Look through the entries for the string "text", and copy each line that holds it.
===== Data extract =====
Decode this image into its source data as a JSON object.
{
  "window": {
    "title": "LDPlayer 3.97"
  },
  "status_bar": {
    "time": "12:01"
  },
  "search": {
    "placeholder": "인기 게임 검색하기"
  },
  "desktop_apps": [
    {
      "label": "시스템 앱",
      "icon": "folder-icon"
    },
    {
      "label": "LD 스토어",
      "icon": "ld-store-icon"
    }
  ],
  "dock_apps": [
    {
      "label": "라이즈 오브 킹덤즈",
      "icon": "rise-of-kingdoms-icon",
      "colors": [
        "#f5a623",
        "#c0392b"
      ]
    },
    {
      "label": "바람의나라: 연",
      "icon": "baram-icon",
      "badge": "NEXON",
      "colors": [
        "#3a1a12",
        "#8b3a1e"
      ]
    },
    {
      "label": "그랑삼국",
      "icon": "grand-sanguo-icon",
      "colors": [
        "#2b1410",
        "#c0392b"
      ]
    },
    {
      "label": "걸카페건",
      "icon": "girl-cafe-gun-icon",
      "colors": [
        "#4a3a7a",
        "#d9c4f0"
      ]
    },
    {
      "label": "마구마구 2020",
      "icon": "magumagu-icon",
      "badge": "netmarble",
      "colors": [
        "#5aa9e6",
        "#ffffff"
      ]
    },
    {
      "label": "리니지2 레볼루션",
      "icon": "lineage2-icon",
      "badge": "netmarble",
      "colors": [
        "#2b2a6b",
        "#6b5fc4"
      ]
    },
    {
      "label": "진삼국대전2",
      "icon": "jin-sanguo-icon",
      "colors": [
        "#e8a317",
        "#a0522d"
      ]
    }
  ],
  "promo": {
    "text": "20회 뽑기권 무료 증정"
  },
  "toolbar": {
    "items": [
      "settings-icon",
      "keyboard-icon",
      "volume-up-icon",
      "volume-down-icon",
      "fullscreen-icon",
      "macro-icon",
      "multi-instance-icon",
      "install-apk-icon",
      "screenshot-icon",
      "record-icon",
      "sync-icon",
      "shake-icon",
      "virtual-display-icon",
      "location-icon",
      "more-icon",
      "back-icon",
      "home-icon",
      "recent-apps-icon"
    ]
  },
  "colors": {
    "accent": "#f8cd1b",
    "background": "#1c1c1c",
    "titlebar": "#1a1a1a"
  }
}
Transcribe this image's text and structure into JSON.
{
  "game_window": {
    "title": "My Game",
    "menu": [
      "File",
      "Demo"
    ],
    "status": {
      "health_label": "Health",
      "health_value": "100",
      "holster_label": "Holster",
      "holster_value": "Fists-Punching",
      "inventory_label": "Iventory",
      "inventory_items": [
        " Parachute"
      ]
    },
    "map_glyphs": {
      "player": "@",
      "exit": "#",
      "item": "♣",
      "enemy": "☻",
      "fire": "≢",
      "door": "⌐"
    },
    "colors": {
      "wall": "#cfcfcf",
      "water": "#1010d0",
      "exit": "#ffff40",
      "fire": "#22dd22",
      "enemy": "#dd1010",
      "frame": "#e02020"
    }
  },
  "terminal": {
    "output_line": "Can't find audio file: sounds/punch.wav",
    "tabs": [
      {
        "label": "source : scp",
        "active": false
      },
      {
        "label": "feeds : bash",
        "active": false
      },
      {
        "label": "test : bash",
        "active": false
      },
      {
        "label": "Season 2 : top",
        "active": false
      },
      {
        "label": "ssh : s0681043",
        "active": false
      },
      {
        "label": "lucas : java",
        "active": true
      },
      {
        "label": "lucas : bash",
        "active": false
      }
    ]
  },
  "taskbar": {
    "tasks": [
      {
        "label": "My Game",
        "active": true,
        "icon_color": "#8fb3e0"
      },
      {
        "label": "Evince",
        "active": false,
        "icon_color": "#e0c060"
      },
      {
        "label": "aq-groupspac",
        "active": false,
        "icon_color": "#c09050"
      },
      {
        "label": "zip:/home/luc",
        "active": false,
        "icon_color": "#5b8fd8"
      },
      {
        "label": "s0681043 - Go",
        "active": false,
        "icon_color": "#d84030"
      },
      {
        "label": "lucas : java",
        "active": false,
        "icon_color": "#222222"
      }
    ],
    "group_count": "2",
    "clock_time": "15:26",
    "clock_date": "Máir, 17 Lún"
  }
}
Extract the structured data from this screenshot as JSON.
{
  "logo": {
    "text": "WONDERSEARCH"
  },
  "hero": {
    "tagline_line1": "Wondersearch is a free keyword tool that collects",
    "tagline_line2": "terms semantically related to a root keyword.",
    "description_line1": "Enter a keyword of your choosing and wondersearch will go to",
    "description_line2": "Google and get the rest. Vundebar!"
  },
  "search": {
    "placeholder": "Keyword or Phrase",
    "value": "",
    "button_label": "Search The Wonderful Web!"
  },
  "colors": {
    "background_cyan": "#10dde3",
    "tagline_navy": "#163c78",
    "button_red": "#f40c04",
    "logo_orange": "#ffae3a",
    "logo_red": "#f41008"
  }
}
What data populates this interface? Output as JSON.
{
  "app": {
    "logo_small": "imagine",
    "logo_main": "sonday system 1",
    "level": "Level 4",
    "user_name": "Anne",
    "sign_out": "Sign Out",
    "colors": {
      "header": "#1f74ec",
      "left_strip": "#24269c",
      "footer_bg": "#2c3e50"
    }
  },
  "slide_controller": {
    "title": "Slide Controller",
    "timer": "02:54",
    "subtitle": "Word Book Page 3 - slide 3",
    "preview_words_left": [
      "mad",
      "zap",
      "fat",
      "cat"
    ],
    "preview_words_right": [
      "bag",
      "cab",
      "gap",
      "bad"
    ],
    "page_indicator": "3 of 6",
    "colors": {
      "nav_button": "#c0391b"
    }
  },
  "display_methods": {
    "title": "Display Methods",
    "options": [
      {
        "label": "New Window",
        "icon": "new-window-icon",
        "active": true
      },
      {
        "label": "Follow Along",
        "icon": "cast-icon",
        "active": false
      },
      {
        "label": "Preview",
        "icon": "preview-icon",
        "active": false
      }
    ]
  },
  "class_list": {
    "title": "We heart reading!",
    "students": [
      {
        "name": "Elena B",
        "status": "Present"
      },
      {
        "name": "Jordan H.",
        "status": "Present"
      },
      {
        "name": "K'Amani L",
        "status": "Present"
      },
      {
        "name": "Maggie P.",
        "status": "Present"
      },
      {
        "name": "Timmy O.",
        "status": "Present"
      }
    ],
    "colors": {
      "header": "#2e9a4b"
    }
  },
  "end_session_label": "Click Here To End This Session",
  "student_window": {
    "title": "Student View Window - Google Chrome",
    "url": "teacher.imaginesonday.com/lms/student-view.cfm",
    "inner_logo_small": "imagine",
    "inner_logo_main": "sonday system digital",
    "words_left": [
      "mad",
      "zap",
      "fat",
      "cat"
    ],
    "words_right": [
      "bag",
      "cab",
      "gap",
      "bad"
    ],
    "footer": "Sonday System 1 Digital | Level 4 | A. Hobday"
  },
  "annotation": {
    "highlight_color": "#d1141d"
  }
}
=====
» Solution to the exercise
    "text": "20회 뽑기권 무료 증정"
Transcribe this image's text and structure into JSON.
    "text": "WONDERSEARCH"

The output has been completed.